(last) name. However, chan and kun are often only used with the first name because
if you know someone well enough to call them "chan," you would be able to call them by
their first name.

chan - used for girls (or really young boys) as a friendly suffix.
kun - used for boys, basically like chan
san - can, in context, mean "Mr." "Mrs." "Ms." or even nothing at all.
sama - can mean "Lord" or "Lady". It's used when addressing a high superior and even
sempai - what you might call your classmates or people in your grade level (usually boys)


Family members don't usually call each other by their names (well, at least, I don't).

Okaasan/Mama/Haha - mother
Otousan/Papa - father
Oniichan (Oniisan)/Aniki - brother
Oneechan (Oneesan)/Aneeki - sister
Obaasan - grandmother
Ojiisan - grandfather

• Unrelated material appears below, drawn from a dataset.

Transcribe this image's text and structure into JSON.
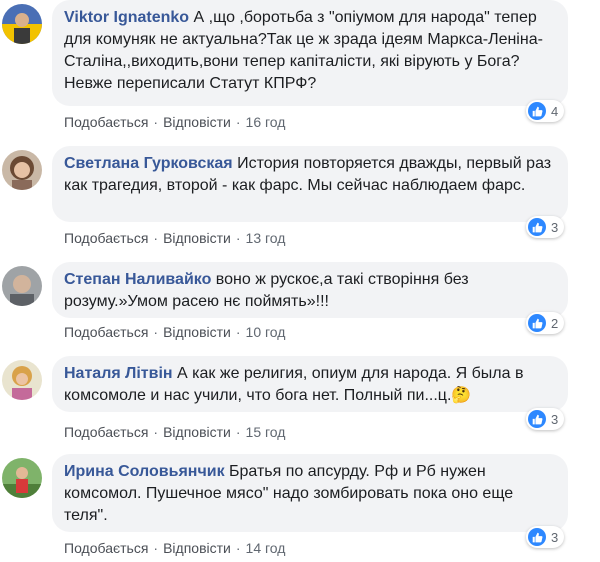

Anime, unless shown in a theater in the US (which rarely happens, save for Princess
Mononoke, X/1999,
and Pokemon) anime is not rated, even when sold in the US, but is
given general age requirements (some of which are insulting). Stuff like
Card Captor Sakura is rated as "3 and Up". Rayearth is "13 and Up". Anything not aimed
at younger audiences is "18 and up" and often times, you'll have to show ID to buy these
(since it's not a law, though, stores will often let you slide!). Titles like these include The
Slayers, Evangelion, etc. (Imagine being carded to buy a Slayers tape! I was shocked!)

Because the anime isn't really rated, and because TAMA is a college-aged club, anything
that isn't explicitly hentai or isn't entirely objectionable can and will be shown. Anything
like Perfect Blue may have disclaimers. If you are under 18 and do not live on your own,
please have written permission from your parents to view violent/adult content,
swear words, etc. If you do not, you will have to leave the room when we show anything
that's not rated "13 and Up" and you'll miss out on a lot for no good reason.